If your business is, or could be, affected by late invoice payments there are a few measures you can take. Don’t be scared to set your own payment terms and to expect your clients to abide by them. You should keep a constant eye on the ageing times of your invoices – that is, the length of time that elapses between you raising an invoice and it being paid. The aim is to keep these periods short, and to effectively manage your expenditure around them, in order to ensure that there are no troughs in your cashflow.
Begin by thinking about ways to ensure prompt payment before you even raise an invoice. There are several ways in which you can pre-emptively reduce your chances of falling victim to late payment. These include:
Vetting customers. Depending on the nature of your business, you may be able to vet your clients before agreeing to do business with them. Consider running credit checks on potential customers in order to ensure that they have a track record of prompt payment. Many credit reference agencies provide affordable solutions for small businesses.
Outlining payment terms. It is vital that you make your payment terms clear from the outset.
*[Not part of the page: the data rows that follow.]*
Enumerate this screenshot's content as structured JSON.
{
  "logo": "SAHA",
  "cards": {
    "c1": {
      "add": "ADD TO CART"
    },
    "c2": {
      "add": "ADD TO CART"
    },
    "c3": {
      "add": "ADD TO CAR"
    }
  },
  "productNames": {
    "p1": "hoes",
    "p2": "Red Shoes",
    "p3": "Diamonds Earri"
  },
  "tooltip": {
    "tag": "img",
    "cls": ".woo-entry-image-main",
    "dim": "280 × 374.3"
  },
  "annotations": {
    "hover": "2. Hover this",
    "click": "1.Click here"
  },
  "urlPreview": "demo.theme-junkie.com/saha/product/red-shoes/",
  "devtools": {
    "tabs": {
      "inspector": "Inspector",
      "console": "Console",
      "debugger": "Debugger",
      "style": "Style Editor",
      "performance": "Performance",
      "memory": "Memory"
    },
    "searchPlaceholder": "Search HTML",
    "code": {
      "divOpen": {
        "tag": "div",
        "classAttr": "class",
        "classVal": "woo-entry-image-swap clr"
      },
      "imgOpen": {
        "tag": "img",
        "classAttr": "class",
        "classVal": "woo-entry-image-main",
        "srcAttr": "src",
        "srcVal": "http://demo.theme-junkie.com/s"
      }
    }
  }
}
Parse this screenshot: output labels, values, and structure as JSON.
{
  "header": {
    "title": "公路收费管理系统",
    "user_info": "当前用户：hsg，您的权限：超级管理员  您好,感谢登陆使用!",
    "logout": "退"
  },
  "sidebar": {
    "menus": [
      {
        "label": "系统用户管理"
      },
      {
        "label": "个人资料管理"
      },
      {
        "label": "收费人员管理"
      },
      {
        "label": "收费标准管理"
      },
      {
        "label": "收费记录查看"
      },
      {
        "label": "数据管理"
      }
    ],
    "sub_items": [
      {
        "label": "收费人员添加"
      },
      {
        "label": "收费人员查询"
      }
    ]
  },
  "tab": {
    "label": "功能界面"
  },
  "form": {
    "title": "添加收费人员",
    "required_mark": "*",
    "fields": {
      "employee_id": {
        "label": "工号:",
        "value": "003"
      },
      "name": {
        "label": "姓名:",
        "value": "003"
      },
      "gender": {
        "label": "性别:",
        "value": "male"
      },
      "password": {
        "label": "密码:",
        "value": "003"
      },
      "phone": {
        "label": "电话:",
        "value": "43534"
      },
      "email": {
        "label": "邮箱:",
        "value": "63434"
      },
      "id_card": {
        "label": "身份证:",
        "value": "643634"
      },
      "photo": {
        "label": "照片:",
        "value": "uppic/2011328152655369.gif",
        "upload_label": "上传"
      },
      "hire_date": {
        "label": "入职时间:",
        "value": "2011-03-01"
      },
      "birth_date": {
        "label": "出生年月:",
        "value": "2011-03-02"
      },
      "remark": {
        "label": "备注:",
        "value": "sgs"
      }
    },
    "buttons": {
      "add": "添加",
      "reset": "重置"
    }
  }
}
This will help to ensure that your client makes suitable plans, and cannot use an excuse of ignorance to stretch out their payment times. Make sure that your payment terms are clearly displayed on invoices, along with details of payment methods. If you accept payment by bank transfer, make sure your account details are included too.
If all else fails …
Frequently, despite your best efforts, payments will still be late. In these instances, there are a few steps you can take to minimise the length of time for which your invoices age.
This might sound obvious, but it is vital that you chase outstanding invoices. Remember that your clients will be concerned about their own cashflow, and this may well mean that they leave payment until the very last minute. Frequently, however, a phone call or email is all that is needed to ensure settlement. Do not be scared to chase late-paying customers; you are well within your rights to do so.
You should maintain a ‘slush fund’ in order to ensure that you are never critically short of cash because of an unpaid invoice. The size of this fund will depend on the average value of your outstanding invoices, and your regular expenses but, at the very least, it should be large enough to cover costs like wages, rent and stock. You may wish to consider arranging an overdraft facility for this purpose.
Factoring and other invoice finance products can provide you with an advance of up to 90 per cent of the value of your invoices within 24 hours of them being raised. Your factoring partner will pay you the cash, and then take on the work of chasing your client for payment. Once the invoice has been settled, they will pay you the outstanding balance, minus a pre-agreed service fee and interest. A factoring facility is usually cheaper than using your business overdraft.
An increasing number of factoring companies are offering ‘transparent’ services. Under these arrangements any communication between the factor and your clients will appear to have come directly from your firm. Your clients need never know that you are making use of a factor.
Simply Business offers a way to compare quotes on factoring facilities and our partners will guide you through the set-up process and beyond.
As stressful as invoice chasing can be, it is vital that you do not lose your temper with clients. An argument over money is the quickest way to sever a relationship so, if you wish to do business with the client in the future, you should ensure that you remain cordial throughout.
Late payment is a major danger, and an issue that is frequently cited as a reason for business collapse. If you are to maintain a healthy cashflow it is vital that you develop efficient procedures for customer vetting and invoice chasing. Without these skills you risk placing your business at severe financial risk.